The way we see it, our freshwater pursuit will never reach mainstream proportions, and the conditions on our coasts will never rival the power or shape of ocean-borne waves. Nevertheless, we are inspired by the same forces that have inspired surfers through the ages. What was it that inspired Tom Blake, a native of our state, to immerse himself in a waterman’s lifestyle? On this point, the biographers agree: it was the very freshwater seascape of his childhood (the same seascape of our lives) they claim, that ultimately determined the course of his life. In fact, before he ever left the coves and beaches of his childhood, Blake was already familiar with big surf and raging seas. When he found out that Duke Kahanamoku was riding waves in Hawaii, he probably looked out over the wild expanse of Lake Superior and thought, “Of course!”
What it comes down to is this: the geography of our Midwestern lives has been shaped by the same forces as Blake’s. But the midwest is a big place. That label, as common as it is, somehow fails to establish who we are, where we are, and what we love to do.
As surfers, some of us struggle with this question: Who are we? Do our waves define us? Understandably, some of us are moved to boast through pictures, stories, and festivals that yes, you can surf on a lake; others work hard to preserve secret spots and access points so that they might enjoy those rare freshwater days with just a few of their closest friends.

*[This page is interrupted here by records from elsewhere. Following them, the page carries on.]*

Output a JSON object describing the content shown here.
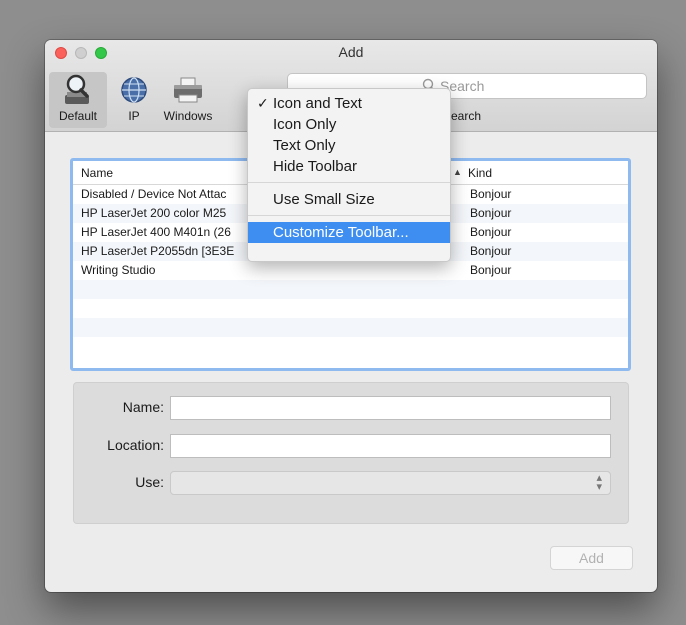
{
  "window": {
    "title": "Add"
  },
  "toolbar": {
    "items": [
      {
        "label": "Default",
        "icon": "default-magnifier-icon"
      },
      {
        "label": "IP",
        "icon": "globe-icon"
      },
      {
        "label": "Windows",
        "icon": "printer-icon"
      },
      {
        "label": "Search"
      }
    ],
    "search_placeholder": "Search"
  },
  "context_menu": {
    "items": [
      {
        "label": "Icon and Text",
        "checked": true
      },
      {
        "label": "Icon Only"
      },
      {
        "label": "Text Only"
      },
      {
        "label": "Hide Toolbar"
      },
      {
        "label": "Use Small Size"
      },
      {
        "label": "Customize Toolbar...",
        "selected": true
      }
    ]
  },
  "printer_list": {
    "columns": {
      "name": "Name",
      "kind": "Kind"
    },
    "rows": [
      {
        "name": "Disabled / Device Not Attac",
        "kind": "Bonjour"
      },
      {
        "name": "HP LaserJet 200 color M25",
        "kind": "Bonjour"
      },
      {
        "name": "HP LaserJet 400 M401n (26",
        "kind": "Bonjour"
      },
      {
        "name": "HP LaserJet P2055dn [3E3E",
        "kind": "Bonjour"
      },
      {
        "name": "Writing Studio",
        "kind": "Bonjour"
      },
      {
        "name": "",
        "kind": ""
      },
      {
        "name": "",
        "kind": ""
      },
      {
        "name": "",
        "kind": ""
      },
      {
        "name": "",
        "kind": ""
      }
    ]
  },
  "form": {
    "name_label": "Name:",
    "name_value": "",
    "location_label": "Location:",
    "location_value": "",
    "use_label": "Use:",
    "use_value": ""
  },
  "buttons": {
    "add": "Add"
  },
  "colors": {
    "accent": "#3d8ef0",
    "close": "#fc605b",
    "zoom": "#34c84a",
    "list_focus": "#8ebaf0"
  }
}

While issues like these sometimes divide us, the unique geography and climate of this place also connect and inspire us in ways that are uniquely midwestern.
Over 10,000 years ago, the original inhabitants of this place found something special when they settled: abundant marshes, natural harbors, and majestic horizons defined by our planet’s greatest natural resource: clean, abundant, fresh water.
Thousands of years later, the first French explorers encountered this bounty and exclaimed, “La mer douce!” Sweetwater sea! They found themselves in a place where clean, potable water was as easy to find as the water beneath their feet.
Entire cities now occupy those abundant marshes. Streets and interstate highways span most of our natural harbors, and many creatures that once thrived here have long since moved on.
In spite of these changes, one essential element has remained: our water. Thanks to the abundance they provide, these lakes, and the rivers that nourish them, have attracted new attention. These days, folks from all around the world have cast their envious gaze in our direction. From scientists to surfers, professors to politicians, our bounty has never looked better: Sweetwater indeed.
As surfers, we’ve managed our portion of the resource quite well for the past several decades. We get out in the water when it’s good, we see old friends in the lineup, and we gather when we can to celebrate our unique pursuit. But what does the future hold? Are we, as some claim, at the end of the Golden Age of Great Lakes surfing? Has that era only just begun?
What it comes down to is this: surfing has allowed us to become intimate with the midwest in a way most midwesterners have never even considered. It is the logical outcome of a lifelong love affair with our most precious natural resource. What you see here is an attempt at preserving that resource. Like a family album, it’s an attempt to capture a shared lifestyle that we all hold dear. Our water really is our salvation. Each time we paddle out, we are saved by the unique connection we’ve managed to establish between a pursuit so seemingly foreign in a place so perfectly home.